2011 DRAFT PICKS: Tyron Smith, OT (1-9); Bruce Carter, OLB (2-40); DeMarco Murray, RB (3-71); David Arkin, G (4-110); Josh Thomas, CB (5-143); Dwayne Harris, WR (6-176); Shaun Chapas, FB (7-220); Bill Nagy, C (7-252)


Some say Smith was taken too early but if he plays well, you can never take a Pro Bowl OT too high

A lot of people criticized Dallas for not trading out of their pick to try and get more value at the offensive tackle position but the Cowboys got the man they wanted in Tyron Smith and 9th overall and I believe he was a perfect pick for the Cowboys.  I believed that the Cowboys needed to fix their offensive line issues and so the fact that they waited until the 4th round to continue to do that was confusing.  The Cowboys also should have addressed the cornerback position earlier.  Given the departure of Marion Barber, the DeMarco Murray pick makes sense in the 3rd round.  The best value pick here was Dwayne Harris who is a small, speedy receiver with great hands that should do nicely in the slot for the Cowboys offense and provide a great target for Tony Romo.







KEY ADDITIONS: Jason Garrett, Head Coach (Cowboys’ Offensive Coordinator); Doug Free, OT (Cowboys); Kyle Kosier, G (Cowboys); Marcus Spears, DE (Cowboys); Jason Hatcher, DE (Cowboys); Gerald Sensabaugh, S (Cowboys); Abram Elam, S (Browns)

KEY LOSSES: Marion Barber, RB; Roy Williams, WR; Leonard Davis, G; Marc Colombo, OT

The best offseason move the Cowboys made was removing the interim tag from Jason Garrett's title.

The Cowboys had a down year last year in a season where many had them pegged to represent the NFC in the Super Bowl.   With Tony Romo healthy again and a new head coach, this is a team that hopes to bounce back in a serious way.  Jason Garrett was the only man for the job and as one of the hottest head coaching candidates available, the Cowboys were smart to hang on to him before he left to go elsewhere.  Then Garrett turned around and brought in one of the best defensive minds in the game in Rob Ryan to help that Cowboys defense regain old form. Like the Giants, the Cowboys were limited by their cap situation but that did not stop them from re-signing most of their important players.  Roy Williams was going to be gone regardless and the Cowboys are sold on the future of Felix Jones and Tashard Choice (along with DeMarco Murray) in that backfield.  Sensabaugh is a good safety but the addition of Elam at that position was a great move by Dallas.  The loss of Marc Colombo does hurt, but Tyron Smith should prove to be an upgrade at the position.
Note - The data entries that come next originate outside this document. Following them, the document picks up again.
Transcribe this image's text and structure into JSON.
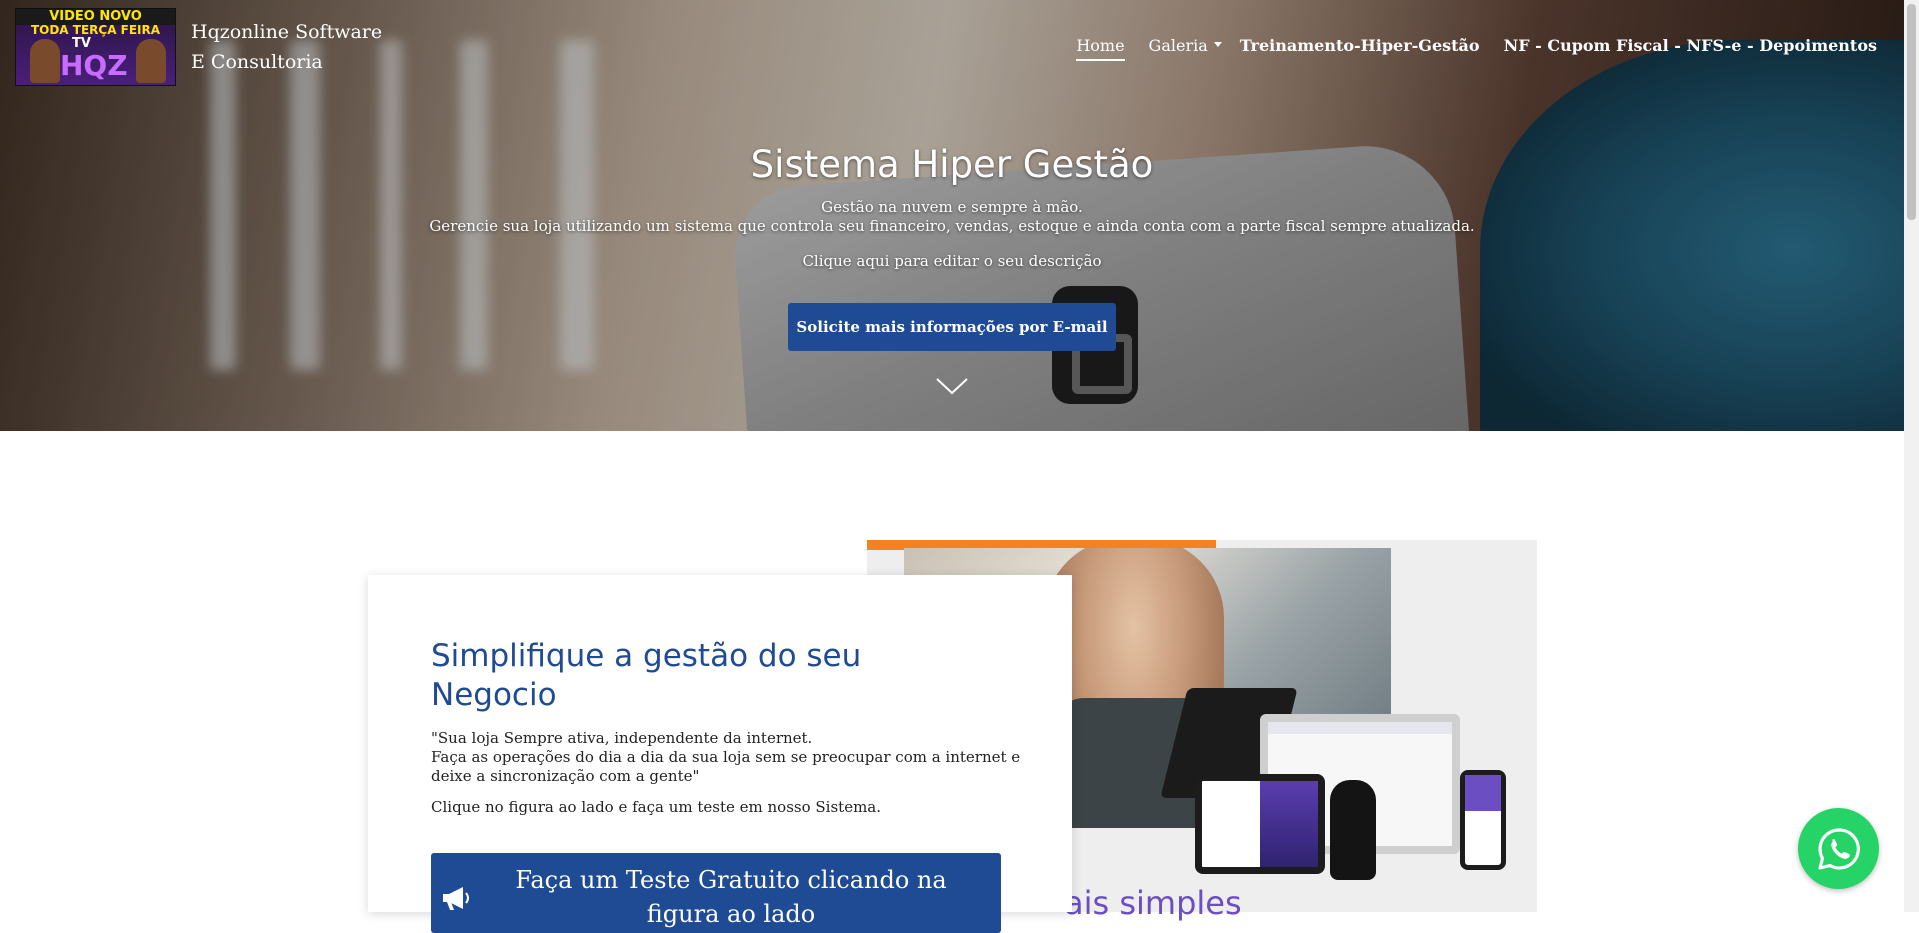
{
  "header": {
    "logo": {
      "line1": "VIDEO NOVO",
      "line2": "TODA TERÇA FEIRA",
      "line3": "TV",
      "line4": "HQZ"
    },
    "brand_line1": "Hqzonline Software",
    "brand_line2": "E Consultoria",
    "nav": [
      {
        "label": "Home",
        "active": true
      },
      {
        "label": "Galeria",
        "dropdown": true
      },
      {
        "label": "Treinamento-Hiper-Gestão"
      },
      {
        "label": "NF - Cupom Fiscal - NFS-e - Depoimentos"
      }
    ]
  },
  "hero": {
    "title": "Sistema Hiper Gestão",
    "subtitle1": "Gestão na nuvem e sempre à mão.",
    "subtitle2": "Gerencie sua loja utilizando um sistema que controla seu financeiro, vendas, estoque e ainda conta com a parte fiscal sempre atualizada.",
    "subtitle3": "Clique aqui para editar o seu descrição",
    "cta_label": "Solicite mais informações por E-mail"
  },
  "section": {
    "card_title": "Simplifique a gestão do seu Negocio",
    "quote_line1": "\"Sua loja Sempre ativa, independente da internet.",
    "quote_line2": "Faça as operações do dia a dia da sua loja sem se preocupar com a internet e deixe a sincronização com a gente\"",
    "note": "Clique no figura ao lado e faça um teste em nosso Sistema.",
    "cta_label": "Faça um Teste Gratuito clicando na figura ao lado",
    "image_caption_partial": "ais simples"
  },
  "colors": {
    "primary": "#1f4b94",
    "accent_orange": "#f58220",
    "whatsapp": "#25d366",
    "purple": "#6a4ec2"
  },
  "icons": {
    "whatsapp": "whatsapp-icon",
    "megaphone": "megaphone-icon",
    "chevron": "chevron-down-icon",
    "caret": "caret-down-icon"
  }
}
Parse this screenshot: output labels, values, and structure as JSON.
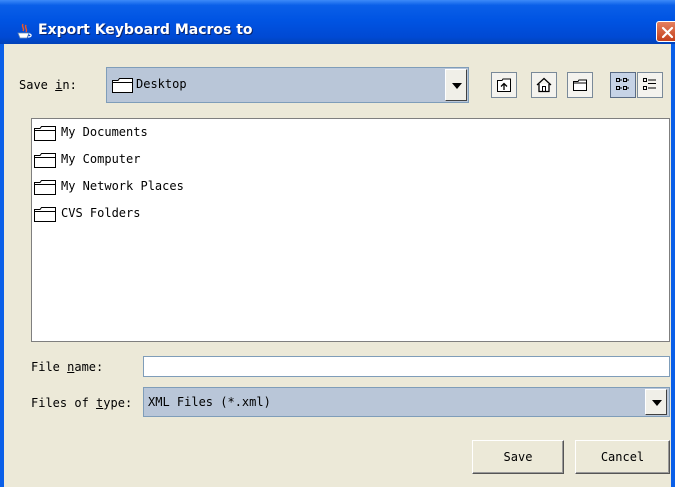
{
  "window": {
    "title": "Export Keyboard Macros to"
  },
  "save_in": {
    "label_pre": "Save ",
    "label_mn": "i",
    "label_post": "n:",
    "value": "Desktop"
  },
  "toolbar": {
    "buttons": [
      "up-one-level",
      "home",
      "new-folder",
      "list-view",
      "details-view"
    ]
  },
  "files": [
    {
      "name": "My Documents",
      "icon": "folder-icon"
    },
    {
      "name": "My Computer",
      "icon": "folder-icon"
    },
    {
      "name": "My Network Places",
      "icon": "folder-icon"
    },
    {
      "name": "CVS Folders",
      "icon": "folder-icon"
    }
  ],
  "file_name": {
    "label_pre": "File ",
    "label_mn": "n",
    "label_post": "ame:",
    "value": ""
  },
  "file_type": {
    "label_pre": "Files of ",
    "label_mn": "t",
    "label_post": "ype:",
    "value": "XML Files (*.xml)"
  },
  "buttons": {
    "save": "Save",
    "cancel": "Cancel"
  },
  "colors": {
    "title_bar": "#0054e3",
    "dialog_bg": "#ece9d8",
    "combo_bg": "#b9c6d8",
    "close_button": "#d95a34"
  }
}
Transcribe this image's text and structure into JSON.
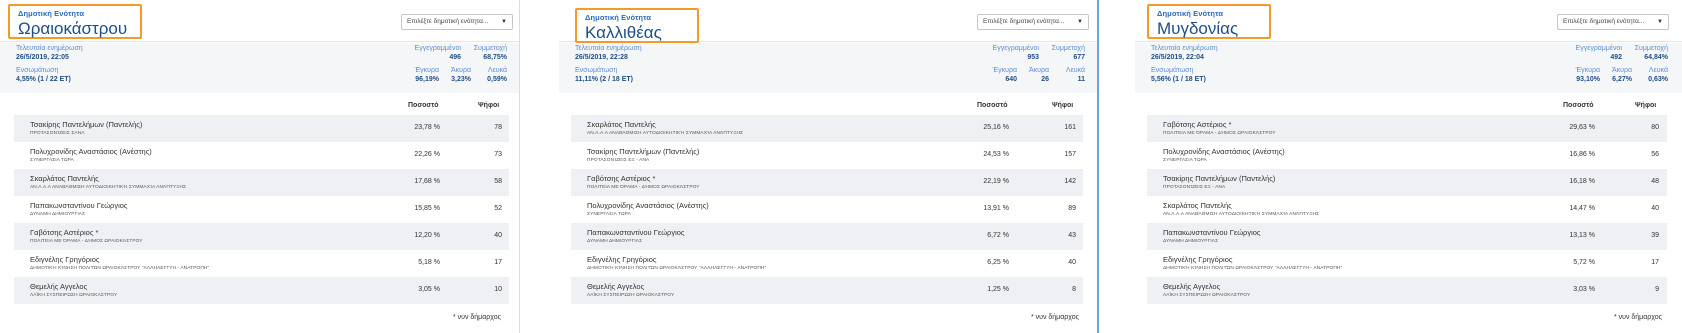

When I look at the landscape of the NFC East, it’s kind of a mixed bag.  A strong Philadelphia Eagles team drastically improved almost overnight.  The Redskins have gotten stronger at some positions and weaker at others.  The New York Giants look like a team that will once again, just miss a wildcard spot, and the Dallas Cowboys didn’t do much but they did fire their head coach and they do get their Pro Bowl quarterback back in the fold which should make a huge difference.  As always, this is going to be a fun division to watch. 

Questions? Comments? Snide Remarks? Let me hear ’em!